## MATERIAL SUPPLIED
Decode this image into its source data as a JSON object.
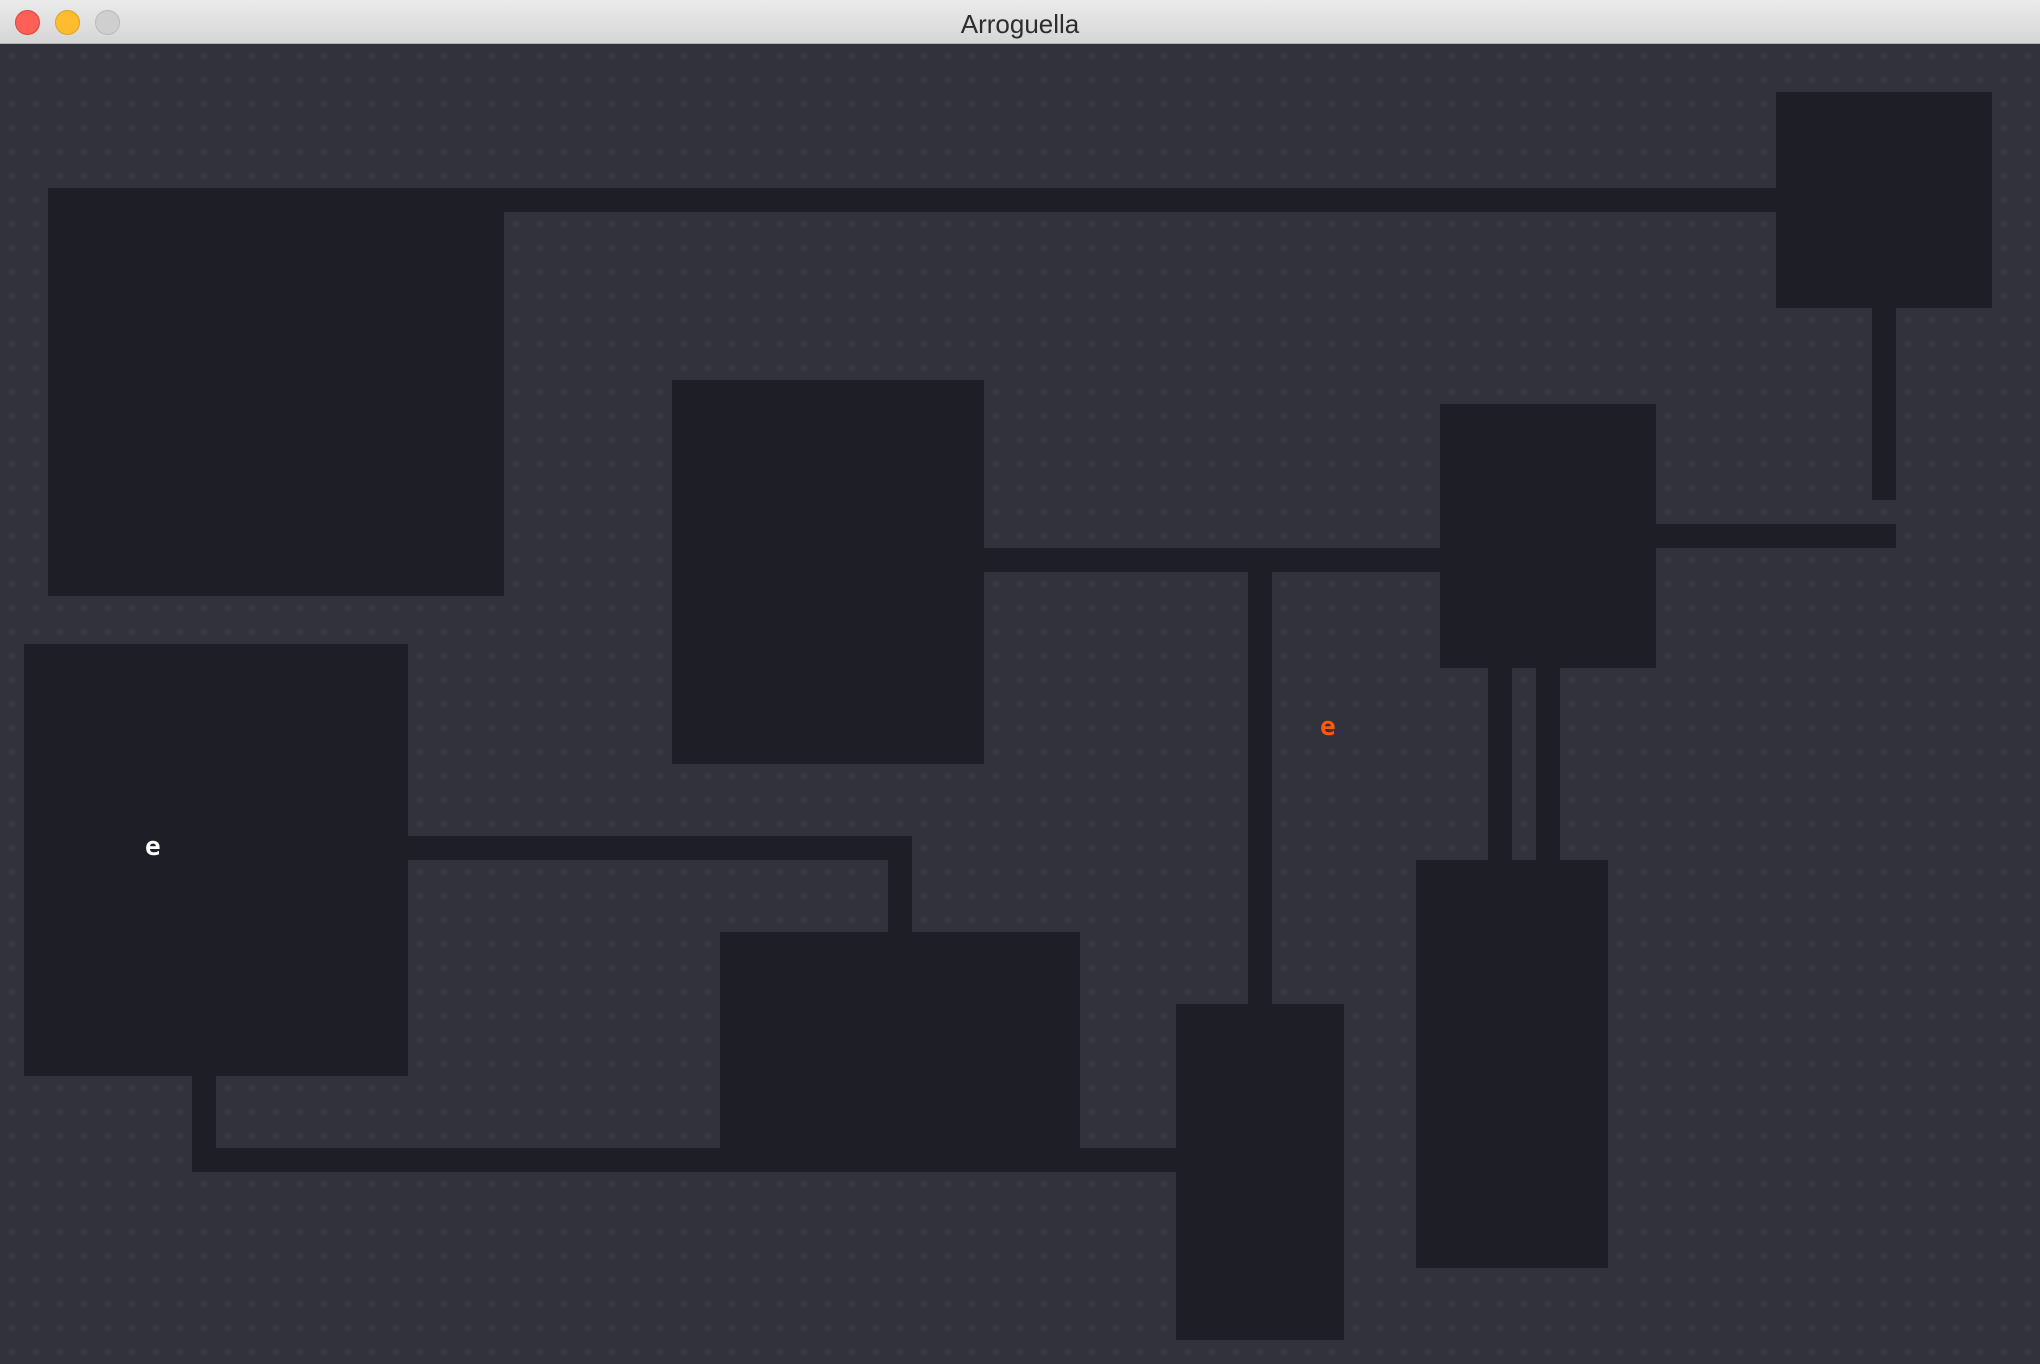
{
  "window": {
    "title": "Arroguella"
  },
  "colors": {
    "floor": "#1e1e27",
    "wall": "#32323c",
    "player": "#ffffff",
    "monster": "#ff5a0a"
  },
  "actors": {
    "player": {
      "glyph": "e",
      "icon": "player-glyph-icon"
    },
    "monster": {
      "glyph": "e",
      "icon": "monster-glyph-icon"
    }
  }
}
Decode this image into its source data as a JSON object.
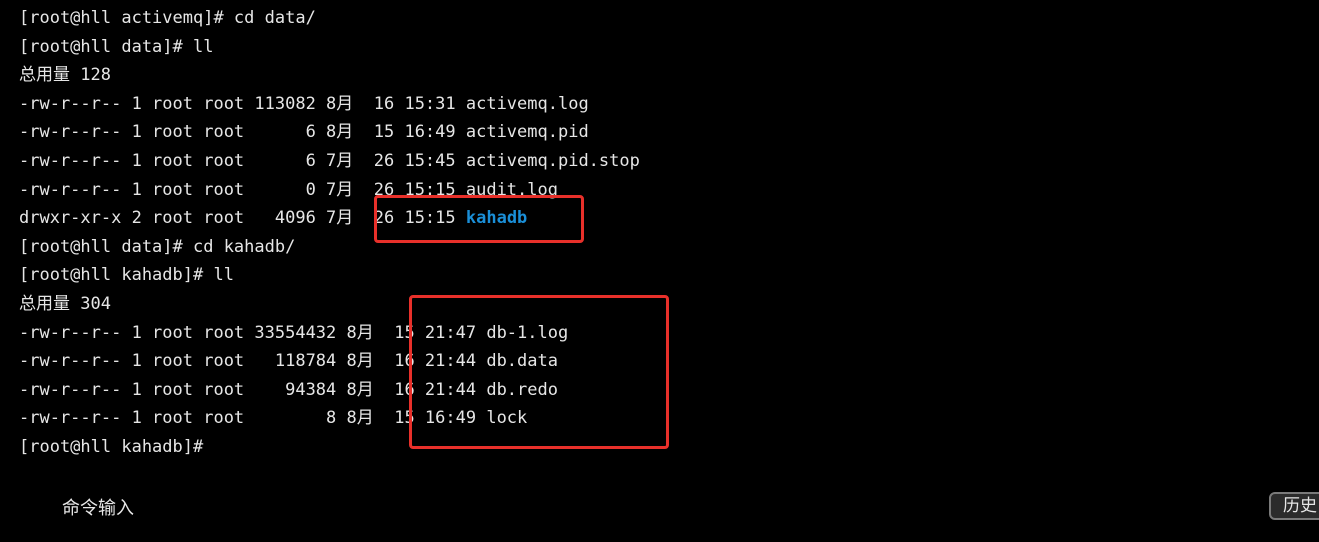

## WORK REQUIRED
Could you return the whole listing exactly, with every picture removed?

## EXERCISE RESPONSE
Decode this image into its source data as a JSON object.
{
  "window": {
    "title": "Arroguella"
  },
  "colors": {
    "floor": "#1e1e27",
    "wall": "#32323c",
    "player": "#ffffff",
    "monster": "#ff5a0a"
  },
  "actors": {
    "player": {
      "glyph": "e",
      "icon": "player-glyph-icon"
    },
    "monster": {
      "glyph": "e",
      "icon": "monster-glyph-icon"
    }
  }
}
Decode this image into its source data as a JSON object.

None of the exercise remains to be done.